[Records]:
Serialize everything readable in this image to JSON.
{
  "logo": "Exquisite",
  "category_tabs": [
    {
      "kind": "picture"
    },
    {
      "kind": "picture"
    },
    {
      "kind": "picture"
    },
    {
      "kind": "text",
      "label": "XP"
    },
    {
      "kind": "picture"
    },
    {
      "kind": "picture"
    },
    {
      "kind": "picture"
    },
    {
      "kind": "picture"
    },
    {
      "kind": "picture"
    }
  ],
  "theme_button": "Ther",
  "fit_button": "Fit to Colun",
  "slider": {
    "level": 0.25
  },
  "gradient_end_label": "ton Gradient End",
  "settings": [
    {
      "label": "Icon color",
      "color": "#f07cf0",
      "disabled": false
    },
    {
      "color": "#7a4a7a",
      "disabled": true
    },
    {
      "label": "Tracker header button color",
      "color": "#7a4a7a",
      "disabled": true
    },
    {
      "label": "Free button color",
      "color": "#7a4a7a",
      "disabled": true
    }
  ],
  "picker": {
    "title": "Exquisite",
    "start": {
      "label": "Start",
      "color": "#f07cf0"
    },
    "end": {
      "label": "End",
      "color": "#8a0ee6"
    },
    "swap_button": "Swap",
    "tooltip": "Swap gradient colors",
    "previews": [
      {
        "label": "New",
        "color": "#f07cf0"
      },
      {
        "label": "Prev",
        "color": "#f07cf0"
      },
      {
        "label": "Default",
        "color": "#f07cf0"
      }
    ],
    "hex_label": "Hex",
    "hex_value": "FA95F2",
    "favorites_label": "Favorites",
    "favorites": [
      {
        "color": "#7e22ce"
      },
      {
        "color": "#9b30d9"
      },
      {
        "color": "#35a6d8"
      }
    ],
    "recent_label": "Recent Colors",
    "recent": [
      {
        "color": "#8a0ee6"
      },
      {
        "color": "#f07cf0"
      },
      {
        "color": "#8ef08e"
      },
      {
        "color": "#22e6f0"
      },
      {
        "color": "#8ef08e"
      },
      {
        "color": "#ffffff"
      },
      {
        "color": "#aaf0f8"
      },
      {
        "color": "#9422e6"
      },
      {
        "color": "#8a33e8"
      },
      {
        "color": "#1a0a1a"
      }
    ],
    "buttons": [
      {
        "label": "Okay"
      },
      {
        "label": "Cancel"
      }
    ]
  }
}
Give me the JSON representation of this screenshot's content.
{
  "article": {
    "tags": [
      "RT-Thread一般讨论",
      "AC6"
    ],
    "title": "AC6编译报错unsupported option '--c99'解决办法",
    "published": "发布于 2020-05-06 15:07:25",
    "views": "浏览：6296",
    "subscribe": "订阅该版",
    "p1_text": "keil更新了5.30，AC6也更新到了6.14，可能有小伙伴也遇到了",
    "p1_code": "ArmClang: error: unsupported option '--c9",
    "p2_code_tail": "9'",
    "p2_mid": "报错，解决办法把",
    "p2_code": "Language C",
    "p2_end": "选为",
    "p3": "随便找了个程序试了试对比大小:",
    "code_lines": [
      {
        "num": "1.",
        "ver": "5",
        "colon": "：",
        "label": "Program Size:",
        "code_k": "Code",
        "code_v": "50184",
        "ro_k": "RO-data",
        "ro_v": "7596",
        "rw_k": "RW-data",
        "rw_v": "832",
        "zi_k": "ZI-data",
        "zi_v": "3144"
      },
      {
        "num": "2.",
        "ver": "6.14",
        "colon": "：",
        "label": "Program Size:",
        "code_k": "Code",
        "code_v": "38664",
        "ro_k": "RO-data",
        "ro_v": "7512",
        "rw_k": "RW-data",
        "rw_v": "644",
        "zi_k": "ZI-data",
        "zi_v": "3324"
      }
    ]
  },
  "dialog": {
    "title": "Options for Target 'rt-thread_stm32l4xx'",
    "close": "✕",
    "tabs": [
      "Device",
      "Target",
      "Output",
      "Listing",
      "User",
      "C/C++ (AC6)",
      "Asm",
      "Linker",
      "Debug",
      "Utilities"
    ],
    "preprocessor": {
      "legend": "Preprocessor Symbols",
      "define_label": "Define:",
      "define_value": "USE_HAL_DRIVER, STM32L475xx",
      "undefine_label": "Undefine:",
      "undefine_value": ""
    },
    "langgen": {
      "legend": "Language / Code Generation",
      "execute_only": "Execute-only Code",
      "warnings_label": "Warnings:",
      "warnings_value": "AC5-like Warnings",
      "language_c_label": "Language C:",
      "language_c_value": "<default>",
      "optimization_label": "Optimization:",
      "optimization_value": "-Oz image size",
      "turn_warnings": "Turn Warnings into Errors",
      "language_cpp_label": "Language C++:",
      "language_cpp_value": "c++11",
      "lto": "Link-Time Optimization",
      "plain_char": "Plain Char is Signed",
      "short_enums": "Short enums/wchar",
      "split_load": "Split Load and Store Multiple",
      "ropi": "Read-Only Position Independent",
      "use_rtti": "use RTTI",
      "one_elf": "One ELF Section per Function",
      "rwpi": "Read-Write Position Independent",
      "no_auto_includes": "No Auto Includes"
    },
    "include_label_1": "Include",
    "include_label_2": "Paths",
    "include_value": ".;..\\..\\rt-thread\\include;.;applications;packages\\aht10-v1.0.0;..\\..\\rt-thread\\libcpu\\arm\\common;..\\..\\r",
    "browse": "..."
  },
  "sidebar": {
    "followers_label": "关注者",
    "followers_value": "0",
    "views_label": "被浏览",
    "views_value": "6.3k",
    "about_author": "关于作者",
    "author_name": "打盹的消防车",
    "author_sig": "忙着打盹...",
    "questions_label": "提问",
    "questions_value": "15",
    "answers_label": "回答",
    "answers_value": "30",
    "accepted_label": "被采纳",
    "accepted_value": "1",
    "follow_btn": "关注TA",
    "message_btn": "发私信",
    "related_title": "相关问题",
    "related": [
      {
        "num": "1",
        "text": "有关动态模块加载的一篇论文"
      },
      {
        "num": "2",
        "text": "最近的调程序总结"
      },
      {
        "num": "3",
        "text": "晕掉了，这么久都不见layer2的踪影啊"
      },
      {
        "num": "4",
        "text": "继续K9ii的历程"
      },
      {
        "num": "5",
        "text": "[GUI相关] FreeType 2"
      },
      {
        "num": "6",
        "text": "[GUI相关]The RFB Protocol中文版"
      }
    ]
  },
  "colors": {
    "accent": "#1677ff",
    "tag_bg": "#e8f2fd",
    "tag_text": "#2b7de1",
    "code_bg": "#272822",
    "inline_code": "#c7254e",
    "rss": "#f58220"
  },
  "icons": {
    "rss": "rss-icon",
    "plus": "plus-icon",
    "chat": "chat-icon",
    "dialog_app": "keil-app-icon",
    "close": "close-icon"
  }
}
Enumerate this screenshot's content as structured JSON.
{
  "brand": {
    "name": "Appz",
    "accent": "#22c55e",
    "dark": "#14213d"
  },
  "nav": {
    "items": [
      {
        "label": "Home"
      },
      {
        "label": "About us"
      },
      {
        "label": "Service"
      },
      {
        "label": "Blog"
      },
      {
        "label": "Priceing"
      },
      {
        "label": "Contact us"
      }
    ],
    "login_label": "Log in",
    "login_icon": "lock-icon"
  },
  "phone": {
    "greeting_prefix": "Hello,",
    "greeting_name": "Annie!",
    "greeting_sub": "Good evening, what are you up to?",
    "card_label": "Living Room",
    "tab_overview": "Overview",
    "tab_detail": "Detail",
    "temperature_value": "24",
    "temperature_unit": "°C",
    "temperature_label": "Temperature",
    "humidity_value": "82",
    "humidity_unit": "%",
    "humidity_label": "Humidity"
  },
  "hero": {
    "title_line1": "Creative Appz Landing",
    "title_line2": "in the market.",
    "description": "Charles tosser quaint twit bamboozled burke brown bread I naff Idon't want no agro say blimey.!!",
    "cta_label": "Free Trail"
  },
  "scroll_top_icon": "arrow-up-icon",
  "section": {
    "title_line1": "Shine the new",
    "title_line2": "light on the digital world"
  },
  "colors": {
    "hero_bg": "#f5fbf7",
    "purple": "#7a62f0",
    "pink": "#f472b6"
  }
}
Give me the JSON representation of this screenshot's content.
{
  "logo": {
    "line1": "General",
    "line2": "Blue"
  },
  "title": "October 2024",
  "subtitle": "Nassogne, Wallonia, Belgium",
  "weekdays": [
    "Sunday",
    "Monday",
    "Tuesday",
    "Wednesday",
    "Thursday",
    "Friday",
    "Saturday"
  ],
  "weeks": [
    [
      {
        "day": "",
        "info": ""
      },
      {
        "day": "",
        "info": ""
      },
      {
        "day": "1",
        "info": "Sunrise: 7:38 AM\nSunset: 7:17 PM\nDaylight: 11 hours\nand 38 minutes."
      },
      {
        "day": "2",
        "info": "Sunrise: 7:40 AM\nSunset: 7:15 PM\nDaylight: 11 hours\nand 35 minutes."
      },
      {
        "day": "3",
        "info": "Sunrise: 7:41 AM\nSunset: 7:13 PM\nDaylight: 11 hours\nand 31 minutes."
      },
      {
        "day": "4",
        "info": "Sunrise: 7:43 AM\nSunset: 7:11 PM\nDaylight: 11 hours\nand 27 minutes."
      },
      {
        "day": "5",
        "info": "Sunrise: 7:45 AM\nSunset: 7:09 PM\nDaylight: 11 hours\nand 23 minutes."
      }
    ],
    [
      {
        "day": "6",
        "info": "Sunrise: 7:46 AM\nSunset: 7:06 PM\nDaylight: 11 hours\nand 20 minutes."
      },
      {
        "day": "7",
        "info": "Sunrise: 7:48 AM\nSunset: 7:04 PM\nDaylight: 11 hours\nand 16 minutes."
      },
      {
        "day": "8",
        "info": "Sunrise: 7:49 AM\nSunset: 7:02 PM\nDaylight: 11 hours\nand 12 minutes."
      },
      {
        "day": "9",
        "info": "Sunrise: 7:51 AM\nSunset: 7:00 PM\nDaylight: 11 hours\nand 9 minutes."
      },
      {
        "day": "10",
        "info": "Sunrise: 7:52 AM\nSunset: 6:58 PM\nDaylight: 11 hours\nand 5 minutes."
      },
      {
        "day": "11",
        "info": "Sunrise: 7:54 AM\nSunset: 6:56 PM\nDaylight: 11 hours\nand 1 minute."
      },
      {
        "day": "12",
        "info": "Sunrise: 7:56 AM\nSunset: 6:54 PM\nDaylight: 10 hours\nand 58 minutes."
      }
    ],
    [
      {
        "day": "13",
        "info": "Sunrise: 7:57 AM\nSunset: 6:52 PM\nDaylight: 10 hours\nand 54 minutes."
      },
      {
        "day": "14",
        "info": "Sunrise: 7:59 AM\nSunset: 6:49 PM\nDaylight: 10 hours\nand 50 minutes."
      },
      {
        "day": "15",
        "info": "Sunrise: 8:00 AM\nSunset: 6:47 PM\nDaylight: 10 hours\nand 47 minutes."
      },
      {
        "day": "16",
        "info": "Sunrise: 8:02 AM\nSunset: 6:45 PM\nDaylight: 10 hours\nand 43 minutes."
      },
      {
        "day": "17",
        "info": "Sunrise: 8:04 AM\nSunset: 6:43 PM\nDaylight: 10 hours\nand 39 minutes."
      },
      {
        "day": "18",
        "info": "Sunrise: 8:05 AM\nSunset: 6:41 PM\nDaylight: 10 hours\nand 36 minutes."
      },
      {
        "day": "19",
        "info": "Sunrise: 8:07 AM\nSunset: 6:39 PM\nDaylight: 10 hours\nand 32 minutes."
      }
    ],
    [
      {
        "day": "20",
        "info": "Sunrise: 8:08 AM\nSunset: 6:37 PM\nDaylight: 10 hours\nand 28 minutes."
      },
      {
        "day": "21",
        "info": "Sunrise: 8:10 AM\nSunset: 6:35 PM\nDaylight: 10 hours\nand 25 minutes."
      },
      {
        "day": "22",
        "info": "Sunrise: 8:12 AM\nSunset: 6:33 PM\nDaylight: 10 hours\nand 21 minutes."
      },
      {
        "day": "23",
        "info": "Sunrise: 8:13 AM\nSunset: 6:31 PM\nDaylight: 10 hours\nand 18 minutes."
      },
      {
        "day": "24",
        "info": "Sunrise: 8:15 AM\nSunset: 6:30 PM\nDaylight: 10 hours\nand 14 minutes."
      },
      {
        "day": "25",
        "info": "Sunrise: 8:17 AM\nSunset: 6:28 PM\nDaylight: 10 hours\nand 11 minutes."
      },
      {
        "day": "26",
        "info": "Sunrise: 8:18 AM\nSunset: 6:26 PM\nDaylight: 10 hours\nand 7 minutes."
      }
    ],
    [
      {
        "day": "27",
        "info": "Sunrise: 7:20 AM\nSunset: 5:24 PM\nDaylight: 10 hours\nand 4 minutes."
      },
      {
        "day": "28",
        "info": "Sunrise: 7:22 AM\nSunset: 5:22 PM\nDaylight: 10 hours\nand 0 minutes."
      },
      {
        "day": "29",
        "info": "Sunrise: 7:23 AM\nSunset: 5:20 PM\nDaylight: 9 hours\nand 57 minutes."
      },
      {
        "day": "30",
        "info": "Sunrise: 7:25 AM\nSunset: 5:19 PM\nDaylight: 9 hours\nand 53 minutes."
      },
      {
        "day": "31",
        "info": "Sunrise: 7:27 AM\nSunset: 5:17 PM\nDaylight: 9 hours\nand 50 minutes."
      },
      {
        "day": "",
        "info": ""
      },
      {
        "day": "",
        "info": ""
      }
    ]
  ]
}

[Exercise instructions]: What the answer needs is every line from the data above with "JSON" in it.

[Response]:
Serialize everything readable in this image to JSON.
Give me the JSON representation of this screenshot's content.
Enumerate this screenshot's content as structured JSON.
Give me the JSON representation of this screenshot's content.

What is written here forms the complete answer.